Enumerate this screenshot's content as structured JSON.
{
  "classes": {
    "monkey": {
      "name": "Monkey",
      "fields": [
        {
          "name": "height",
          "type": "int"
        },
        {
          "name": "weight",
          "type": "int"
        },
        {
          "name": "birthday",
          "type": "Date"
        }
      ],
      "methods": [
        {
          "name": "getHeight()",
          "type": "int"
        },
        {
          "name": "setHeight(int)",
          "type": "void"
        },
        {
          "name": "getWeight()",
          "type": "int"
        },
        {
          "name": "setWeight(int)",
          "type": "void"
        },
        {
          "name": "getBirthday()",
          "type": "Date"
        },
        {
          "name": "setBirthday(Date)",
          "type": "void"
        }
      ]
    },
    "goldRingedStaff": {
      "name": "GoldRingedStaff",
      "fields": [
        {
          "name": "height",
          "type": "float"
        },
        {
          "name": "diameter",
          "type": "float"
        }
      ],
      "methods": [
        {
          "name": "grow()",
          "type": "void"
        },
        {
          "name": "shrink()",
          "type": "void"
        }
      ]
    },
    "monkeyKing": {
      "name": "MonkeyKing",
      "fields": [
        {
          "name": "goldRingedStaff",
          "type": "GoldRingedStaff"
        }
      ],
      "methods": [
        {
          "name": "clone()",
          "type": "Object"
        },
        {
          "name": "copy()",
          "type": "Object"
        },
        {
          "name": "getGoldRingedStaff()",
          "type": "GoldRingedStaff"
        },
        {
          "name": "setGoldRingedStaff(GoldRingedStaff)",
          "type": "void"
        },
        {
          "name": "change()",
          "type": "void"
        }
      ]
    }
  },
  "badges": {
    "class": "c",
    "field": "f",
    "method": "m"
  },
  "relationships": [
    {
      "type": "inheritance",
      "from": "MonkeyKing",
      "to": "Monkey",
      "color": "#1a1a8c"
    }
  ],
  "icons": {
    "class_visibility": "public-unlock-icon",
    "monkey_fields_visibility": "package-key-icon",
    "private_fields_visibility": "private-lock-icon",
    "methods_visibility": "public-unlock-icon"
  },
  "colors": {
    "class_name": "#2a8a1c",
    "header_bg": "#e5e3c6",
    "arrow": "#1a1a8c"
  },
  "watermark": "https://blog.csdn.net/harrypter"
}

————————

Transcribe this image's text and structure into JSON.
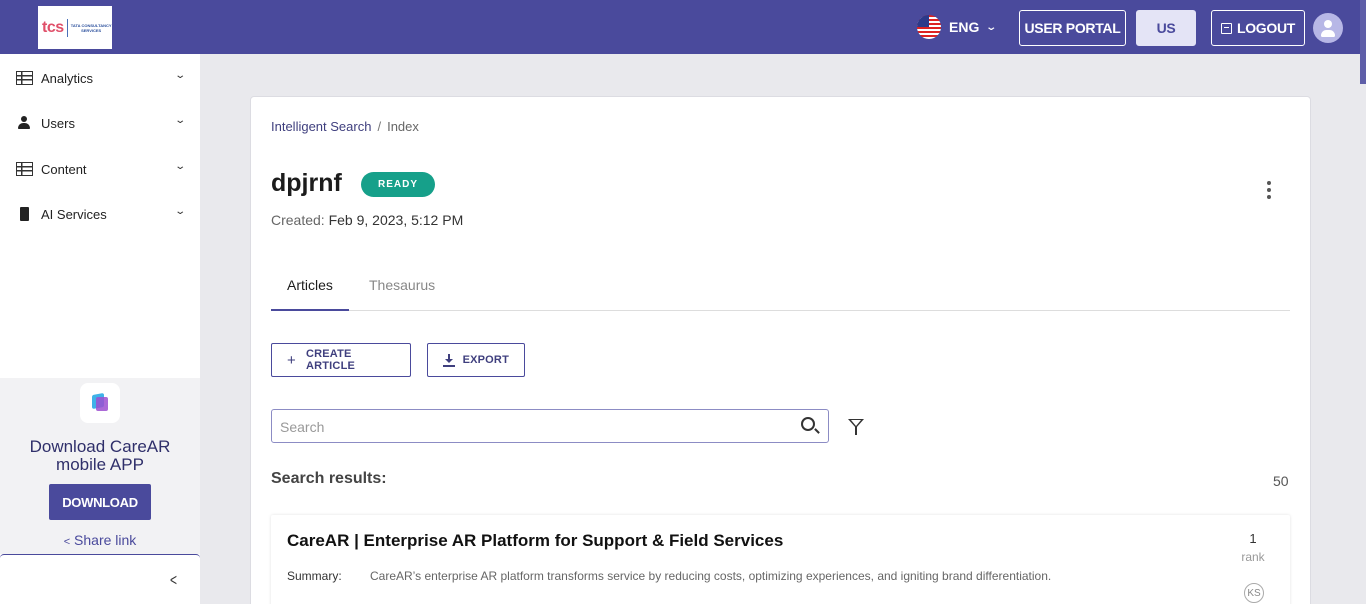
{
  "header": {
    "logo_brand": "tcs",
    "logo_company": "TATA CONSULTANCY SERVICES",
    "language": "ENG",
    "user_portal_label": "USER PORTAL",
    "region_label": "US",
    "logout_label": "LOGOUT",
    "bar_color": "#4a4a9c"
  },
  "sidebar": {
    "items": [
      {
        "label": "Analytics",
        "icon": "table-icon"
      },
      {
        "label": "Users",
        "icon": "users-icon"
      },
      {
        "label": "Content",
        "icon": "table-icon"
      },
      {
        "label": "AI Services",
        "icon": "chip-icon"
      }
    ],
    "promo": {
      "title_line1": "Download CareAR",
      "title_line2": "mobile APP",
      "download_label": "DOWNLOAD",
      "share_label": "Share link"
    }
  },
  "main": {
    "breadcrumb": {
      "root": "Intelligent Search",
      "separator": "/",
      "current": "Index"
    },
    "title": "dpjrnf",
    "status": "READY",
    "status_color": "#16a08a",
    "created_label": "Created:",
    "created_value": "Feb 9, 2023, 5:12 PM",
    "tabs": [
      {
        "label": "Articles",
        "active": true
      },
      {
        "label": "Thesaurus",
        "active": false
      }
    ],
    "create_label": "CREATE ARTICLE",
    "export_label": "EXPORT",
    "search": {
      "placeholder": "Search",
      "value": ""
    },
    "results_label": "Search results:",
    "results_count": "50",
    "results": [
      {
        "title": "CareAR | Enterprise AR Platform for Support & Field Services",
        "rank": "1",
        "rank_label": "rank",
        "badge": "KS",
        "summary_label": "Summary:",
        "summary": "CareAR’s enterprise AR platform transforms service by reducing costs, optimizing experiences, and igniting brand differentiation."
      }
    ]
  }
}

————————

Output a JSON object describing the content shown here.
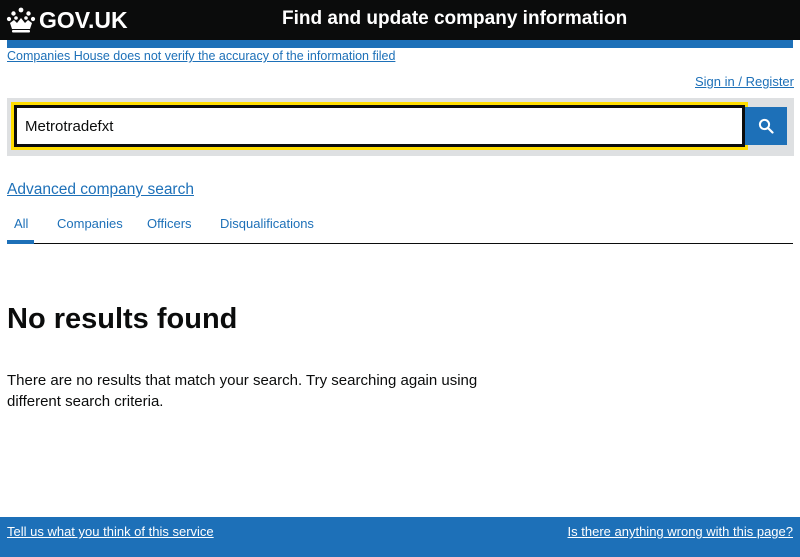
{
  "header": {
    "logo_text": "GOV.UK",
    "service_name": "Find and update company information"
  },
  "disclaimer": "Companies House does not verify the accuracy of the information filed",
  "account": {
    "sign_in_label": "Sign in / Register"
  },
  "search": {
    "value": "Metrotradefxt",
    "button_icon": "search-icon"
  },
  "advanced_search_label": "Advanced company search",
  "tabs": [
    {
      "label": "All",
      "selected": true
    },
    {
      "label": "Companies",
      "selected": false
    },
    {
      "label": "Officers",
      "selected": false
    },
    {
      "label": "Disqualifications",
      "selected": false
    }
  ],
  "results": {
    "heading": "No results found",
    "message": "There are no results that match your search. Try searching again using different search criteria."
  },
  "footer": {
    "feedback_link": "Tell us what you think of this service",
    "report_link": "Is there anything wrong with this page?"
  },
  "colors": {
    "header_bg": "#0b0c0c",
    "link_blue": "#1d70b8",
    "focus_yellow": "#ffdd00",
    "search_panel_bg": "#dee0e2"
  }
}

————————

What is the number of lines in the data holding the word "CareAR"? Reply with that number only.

3